Libra is in the shadow of the Federal Reserve.
Since Facebook unveiled Libra, the world of digital payments has not been the same. Within a few weeks of the announcement by the social media giant, China publicly stated that it has been working on a digital version of the renminbi [RMB]. Soon, Binance also announced Project Venus, a platform to develop blockchain-based “localized stablecoins” and, what often goes amiss, the Federal Reserve announced plans to build a “real-time payment and settlement service” – FedNow.
After keeping this sovereign payment platform under wraps for months, it seems like it could finally be unveiled.
In a letter addressed to the Federal Reserve, Rohit Chopra, a Commissioner with the Federal Trade Commission [FTC], spelt the need for the FedNow payment service, in light of the threat posed by Libra. Right off the bat, Chopra stated,
“I write to share my formal submission outlining my support for the Federal Reserve’s proposal to develop the FedNow Service, a new, round-the-clock, real-time payments system”

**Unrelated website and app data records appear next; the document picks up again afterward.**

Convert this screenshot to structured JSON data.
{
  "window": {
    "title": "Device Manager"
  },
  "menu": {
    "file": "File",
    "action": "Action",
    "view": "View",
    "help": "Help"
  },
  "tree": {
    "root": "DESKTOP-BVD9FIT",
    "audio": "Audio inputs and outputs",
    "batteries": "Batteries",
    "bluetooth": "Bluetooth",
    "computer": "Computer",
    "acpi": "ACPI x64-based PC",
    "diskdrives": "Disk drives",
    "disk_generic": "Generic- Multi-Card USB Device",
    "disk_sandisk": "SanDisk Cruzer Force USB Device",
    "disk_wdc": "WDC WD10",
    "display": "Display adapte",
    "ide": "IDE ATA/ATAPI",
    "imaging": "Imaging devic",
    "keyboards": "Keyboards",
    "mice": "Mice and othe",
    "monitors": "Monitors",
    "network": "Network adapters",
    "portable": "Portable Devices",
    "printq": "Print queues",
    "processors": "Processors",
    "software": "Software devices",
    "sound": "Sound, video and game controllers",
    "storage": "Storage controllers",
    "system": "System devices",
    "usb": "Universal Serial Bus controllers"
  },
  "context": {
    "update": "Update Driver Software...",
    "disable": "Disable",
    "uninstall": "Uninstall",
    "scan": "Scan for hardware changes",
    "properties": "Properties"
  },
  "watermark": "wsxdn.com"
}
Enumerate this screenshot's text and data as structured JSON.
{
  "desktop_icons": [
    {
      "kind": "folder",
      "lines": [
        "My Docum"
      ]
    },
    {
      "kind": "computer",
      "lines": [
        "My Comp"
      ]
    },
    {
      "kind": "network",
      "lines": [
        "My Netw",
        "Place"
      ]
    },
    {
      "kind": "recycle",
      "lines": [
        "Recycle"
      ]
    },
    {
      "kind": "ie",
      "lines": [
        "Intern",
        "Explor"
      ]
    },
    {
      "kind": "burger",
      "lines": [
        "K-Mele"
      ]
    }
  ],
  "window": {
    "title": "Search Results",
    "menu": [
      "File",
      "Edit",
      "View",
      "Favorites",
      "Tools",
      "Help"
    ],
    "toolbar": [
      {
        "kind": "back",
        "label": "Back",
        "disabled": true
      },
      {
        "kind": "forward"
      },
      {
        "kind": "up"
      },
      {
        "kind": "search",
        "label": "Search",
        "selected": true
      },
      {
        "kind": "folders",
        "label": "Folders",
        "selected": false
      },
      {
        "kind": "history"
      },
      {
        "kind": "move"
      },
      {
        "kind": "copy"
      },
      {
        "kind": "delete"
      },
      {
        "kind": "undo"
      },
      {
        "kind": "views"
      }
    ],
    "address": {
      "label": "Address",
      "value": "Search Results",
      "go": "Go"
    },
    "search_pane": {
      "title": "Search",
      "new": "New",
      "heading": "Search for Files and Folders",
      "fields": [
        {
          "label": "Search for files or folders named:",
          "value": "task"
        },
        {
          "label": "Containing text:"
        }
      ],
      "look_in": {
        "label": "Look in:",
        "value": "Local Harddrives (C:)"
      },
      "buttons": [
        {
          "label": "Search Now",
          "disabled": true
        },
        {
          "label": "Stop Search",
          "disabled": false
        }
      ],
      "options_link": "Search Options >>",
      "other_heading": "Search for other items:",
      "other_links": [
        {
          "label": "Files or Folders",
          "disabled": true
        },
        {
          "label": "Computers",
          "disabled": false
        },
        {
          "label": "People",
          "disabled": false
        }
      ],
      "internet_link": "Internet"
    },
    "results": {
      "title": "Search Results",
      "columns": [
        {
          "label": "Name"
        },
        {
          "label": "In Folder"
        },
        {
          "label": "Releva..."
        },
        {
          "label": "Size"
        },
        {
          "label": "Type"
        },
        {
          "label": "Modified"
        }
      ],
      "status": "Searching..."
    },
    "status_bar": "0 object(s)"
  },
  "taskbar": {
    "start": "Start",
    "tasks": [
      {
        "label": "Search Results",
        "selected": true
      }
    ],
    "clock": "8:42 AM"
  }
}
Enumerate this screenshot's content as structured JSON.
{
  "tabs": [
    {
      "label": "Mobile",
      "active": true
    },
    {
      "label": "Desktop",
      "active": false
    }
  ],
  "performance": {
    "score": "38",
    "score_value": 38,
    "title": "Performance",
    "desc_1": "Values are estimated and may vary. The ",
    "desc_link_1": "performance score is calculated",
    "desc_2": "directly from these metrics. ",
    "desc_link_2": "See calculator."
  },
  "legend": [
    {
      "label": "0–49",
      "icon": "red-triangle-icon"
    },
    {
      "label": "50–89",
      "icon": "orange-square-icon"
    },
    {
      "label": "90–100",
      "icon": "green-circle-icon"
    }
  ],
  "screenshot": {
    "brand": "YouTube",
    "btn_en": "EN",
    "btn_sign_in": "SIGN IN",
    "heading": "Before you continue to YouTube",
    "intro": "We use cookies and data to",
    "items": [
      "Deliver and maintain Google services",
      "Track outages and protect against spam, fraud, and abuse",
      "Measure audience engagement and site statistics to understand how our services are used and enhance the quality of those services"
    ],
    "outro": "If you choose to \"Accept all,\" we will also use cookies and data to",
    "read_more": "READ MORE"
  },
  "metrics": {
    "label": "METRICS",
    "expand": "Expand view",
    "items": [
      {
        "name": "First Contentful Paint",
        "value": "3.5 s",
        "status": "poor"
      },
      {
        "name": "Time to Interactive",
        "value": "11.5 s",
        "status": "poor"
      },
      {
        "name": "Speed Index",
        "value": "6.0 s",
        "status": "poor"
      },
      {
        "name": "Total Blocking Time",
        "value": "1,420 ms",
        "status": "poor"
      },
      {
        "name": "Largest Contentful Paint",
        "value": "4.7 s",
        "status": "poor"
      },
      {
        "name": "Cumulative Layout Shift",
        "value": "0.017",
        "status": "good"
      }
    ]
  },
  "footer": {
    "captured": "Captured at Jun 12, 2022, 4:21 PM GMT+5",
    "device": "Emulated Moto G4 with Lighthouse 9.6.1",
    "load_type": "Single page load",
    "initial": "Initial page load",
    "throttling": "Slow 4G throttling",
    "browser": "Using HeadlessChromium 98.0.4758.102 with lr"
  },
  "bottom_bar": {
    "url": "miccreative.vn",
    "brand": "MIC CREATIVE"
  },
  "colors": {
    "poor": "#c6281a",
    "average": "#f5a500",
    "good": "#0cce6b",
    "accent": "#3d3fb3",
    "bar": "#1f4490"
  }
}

The need for a “public competitor” to confront Libra and a “Wall Street megabank monopoly,” is apparent in this day and age. Chopra evidenced the need to accelerate the FedNow project using three points – to prevent the rise of private capital market payment monopoly, check “abuse” in the private sector and the public benefits in the Federal Reserve acting as a payment arbiter.
Chopra spelt out his concern that the global payments market will be seized by either traditional finance behemoths on Wall Street, or the new-age technology mavericks of Silicon Valley. He said,
“As large private firms on Wall Street and Silicon Valley seek to leverage their market power through control of critical infrastructure,